------ DATA RECORDS ------

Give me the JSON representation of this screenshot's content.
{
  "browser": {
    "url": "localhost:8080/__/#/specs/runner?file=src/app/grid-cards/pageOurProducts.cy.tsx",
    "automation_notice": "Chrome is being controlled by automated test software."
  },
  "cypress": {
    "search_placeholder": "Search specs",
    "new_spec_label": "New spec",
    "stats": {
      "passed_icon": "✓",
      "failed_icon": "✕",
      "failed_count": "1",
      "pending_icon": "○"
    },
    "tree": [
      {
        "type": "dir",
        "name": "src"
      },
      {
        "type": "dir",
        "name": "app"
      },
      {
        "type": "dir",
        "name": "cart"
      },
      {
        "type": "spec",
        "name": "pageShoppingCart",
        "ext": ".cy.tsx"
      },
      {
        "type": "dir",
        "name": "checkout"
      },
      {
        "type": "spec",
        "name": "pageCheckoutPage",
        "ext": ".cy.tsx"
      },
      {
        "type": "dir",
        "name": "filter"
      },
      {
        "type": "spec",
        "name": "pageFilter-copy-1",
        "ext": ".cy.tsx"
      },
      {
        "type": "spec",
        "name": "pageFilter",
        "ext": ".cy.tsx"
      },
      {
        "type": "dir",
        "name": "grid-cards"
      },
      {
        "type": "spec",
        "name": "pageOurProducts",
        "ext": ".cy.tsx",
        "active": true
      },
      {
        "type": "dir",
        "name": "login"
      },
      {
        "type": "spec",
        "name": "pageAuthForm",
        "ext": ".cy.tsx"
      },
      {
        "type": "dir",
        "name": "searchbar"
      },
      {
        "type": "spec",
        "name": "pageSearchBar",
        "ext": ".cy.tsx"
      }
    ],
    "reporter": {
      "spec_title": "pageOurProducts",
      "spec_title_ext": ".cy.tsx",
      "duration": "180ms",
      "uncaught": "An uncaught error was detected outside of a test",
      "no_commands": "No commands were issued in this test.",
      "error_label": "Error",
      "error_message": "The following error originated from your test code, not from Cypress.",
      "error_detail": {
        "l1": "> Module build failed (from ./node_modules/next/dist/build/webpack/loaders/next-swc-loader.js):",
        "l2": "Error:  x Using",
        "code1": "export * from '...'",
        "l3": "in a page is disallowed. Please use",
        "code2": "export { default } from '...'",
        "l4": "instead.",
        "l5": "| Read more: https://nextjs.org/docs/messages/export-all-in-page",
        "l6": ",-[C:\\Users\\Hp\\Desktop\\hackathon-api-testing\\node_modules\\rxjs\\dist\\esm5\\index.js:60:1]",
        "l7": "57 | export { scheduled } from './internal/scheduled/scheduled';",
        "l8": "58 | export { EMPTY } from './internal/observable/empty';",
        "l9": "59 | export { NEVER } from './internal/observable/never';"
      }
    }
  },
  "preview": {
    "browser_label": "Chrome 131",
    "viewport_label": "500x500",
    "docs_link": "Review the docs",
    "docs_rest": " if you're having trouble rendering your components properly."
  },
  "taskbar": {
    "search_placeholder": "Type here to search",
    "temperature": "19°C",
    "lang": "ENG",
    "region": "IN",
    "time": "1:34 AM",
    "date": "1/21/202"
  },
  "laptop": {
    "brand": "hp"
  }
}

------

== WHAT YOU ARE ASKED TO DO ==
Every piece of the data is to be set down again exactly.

== REPLY ==
Give me the JSON representation of this screenshot's content.
{
  "browser": {
    "url": "localhost:8080/__/#/specs/runner?file=src/app/grid-cards/pageOurProducts.cy.tsx",
    "automation_notice": "Chrome is being controlled by automated test software."
  },
  "cypress": {
    "search_placeholder": "Search specs",
    "new_spec_label": "New spec",
    "stats": {
      "passed_icon": "✓",
      "failed_icon": "✕",
      "failed_count": "1",
      "pending_icon": "○"
    },
    "tree": [
      {
        "type": "dir",
        "name": "src"
      },
      {
        "type": "dir",
        "name": "app"
      },
      {
        "type": "dir",
        "name": "cart"
      },
      {
        "type": "spec",
        "name": "pageShoppingCart",
        "ext": ".cy.tsx"
      },
      {
        "type": "dir",
        "name": "checkout"
      },
      {
        "type": "spec",
        "name": "pageCheckoutPage",
        "ext": ".cy.tsx"
      },
      {
        "type": "dir",
        "name": "filter"
      },
      {
        "type": "spec",
        "name": "pageFilter-copy-1",
        "ext": ".cy.tsx"
      },
      {
        "type": "spec",
        "name": "pageFilter",
        "ext": ".cy.tsx"
      },
      {
        "type": "dir",
        "name": "grid-cards"
      },
      {
        "type": "spec",
        "name": "pageOurProducts",
        "ext": ".cy.tsx",
        "active": true
      },
      {
        "type": "dir",
        "name": "login"
      },
      {
        "type": "spec",
        "name": "pageAuthForm",
        "ext": ".cy.tsx"
      },
      {
        "type": "dir",
        "name": "searchbar"
      },
      {
        "type": "spec",
        "name": "pageSearchBar",
        "ext": ".cy.tsx"
      }
    ],
    "reporter": {
      "spec_title": "pageOurProducts",
      "spec_title_ext": ".cy.tsx",
      "duration": "180ms",
      "uncaught": "An uncaught error was detected outside of a test",
      "no_commands": "No commands were issued in this test.",
      "error_label": "Error",
      "error_message": "The following error originated from your test code, not from Cypress.",
      "error_detail": {
        "l1": "> Module build failed (from ./node_modules/next/dist/build/webpack/loaders/next-swc-loader.js):",
        "l2": "Error:  x Using",
        "code1": "export * from '...'",
        "l3": "in a page is disallowed. Please use",
        "code2": "export { default } from '...'",
        "l4": "instead.",
        "l5": "| Read more: https://nextjs.org/docs/messages/export-all-in-page",
        "l6": ",-[C:\\Users\\Hp\\Desktop\\hackathon-api-testing\\node_modules\\rxjs\\dist\\esm5\\index.js:60:1]",
        "l7": "57 | export { scheduled } from './internal/scheduled/scheduled';",
        "l8": "58 | export { EMPTY } from './internal/observable/empty';",
        "l9": "59 | export { NEVER } from './internal/observable/never';"
      }
    }
  },
  "preview": {
    "browser_label": "Chrome 131",
    "viewport_label": "500x500",
    "docs_link": "Review the docs",
    "docs_rest": " if you're having trouble rendering your components properly."
  },
  "taskbar": {
    "search_placeholder": "Type here to search",
    "temperature": "19°C",
    "lang": "ENG",
    "region": "IN",
    "time": "1:34 AM",
    "date": "1/21/202"
  },
  "laptop": {
    "brand": "hp"
  }
}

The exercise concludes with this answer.